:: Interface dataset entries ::
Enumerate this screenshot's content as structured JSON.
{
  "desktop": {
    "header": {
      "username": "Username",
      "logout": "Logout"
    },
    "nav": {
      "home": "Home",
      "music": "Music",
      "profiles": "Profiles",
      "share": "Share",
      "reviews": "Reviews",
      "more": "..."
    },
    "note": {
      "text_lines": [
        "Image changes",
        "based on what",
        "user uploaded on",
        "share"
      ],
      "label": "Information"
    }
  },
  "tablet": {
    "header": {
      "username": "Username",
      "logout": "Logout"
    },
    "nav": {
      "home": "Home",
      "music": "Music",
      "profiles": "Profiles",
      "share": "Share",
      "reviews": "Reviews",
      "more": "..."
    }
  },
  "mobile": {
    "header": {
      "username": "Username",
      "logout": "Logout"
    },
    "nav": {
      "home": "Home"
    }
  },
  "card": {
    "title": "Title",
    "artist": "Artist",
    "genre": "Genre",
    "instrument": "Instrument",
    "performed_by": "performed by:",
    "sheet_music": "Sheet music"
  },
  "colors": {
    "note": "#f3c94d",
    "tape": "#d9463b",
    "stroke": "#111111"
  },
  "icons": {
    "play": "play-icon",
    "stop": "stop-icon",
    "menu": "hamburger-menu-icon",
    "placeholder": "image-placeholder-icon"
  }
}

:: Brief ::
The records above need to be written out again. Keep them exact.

:: Exercise output ::
Enumerate this screenshot's content as structured JSON.
{
  "desktop": {
    "header": {
      "username": "Username",
      "logout": "Logout"
    },
    "nav": {
      "home": "Home",
      "music": "Music",
      "profiles": "Profiles",
      "share": "Share",
      "reviews": "Reviews",
      "more": "..."
    },
    "note": {
      "text_lines": [
        "Image changes",
        "based on what",
        "user uploaded on",
        "share"
      ],
      "label": "Information"
    }
  },
  "tablet": {
    "header": {
      "username": "Username",
      "logout": "Logout"
    },
    "nav": {
      "home": "Home",
      "music": "Music",
      "profiles": "Profiles",
      "share": "Share",
      "reviews": "Reviews",
      "more": "..."
    }
  },
  "mobile": {
    "header": {
      "username": "Username",
      "logout": "Logout"
    },
    "nav": {
      "home": "Home"
    }
  },
  "card": {
    "title": "Title",
    "artist": "Artist",
    "genre": "Genre",
    "instrument": "Instrument",
    "performed_by": "performed by:",
    "sheet_music": "Sheet music"
  },
  "colors": {
    "note": "#f3c94d",
    "tape": "#d9463b",
    "stroke": "#111111"
  },
  "icons": {
    "play": "play-icon",
    "stop": "stop-icon",
    "menu": "hamburger-menu-icon",
    "placeholder": "image-placeholder-icon"
  }
}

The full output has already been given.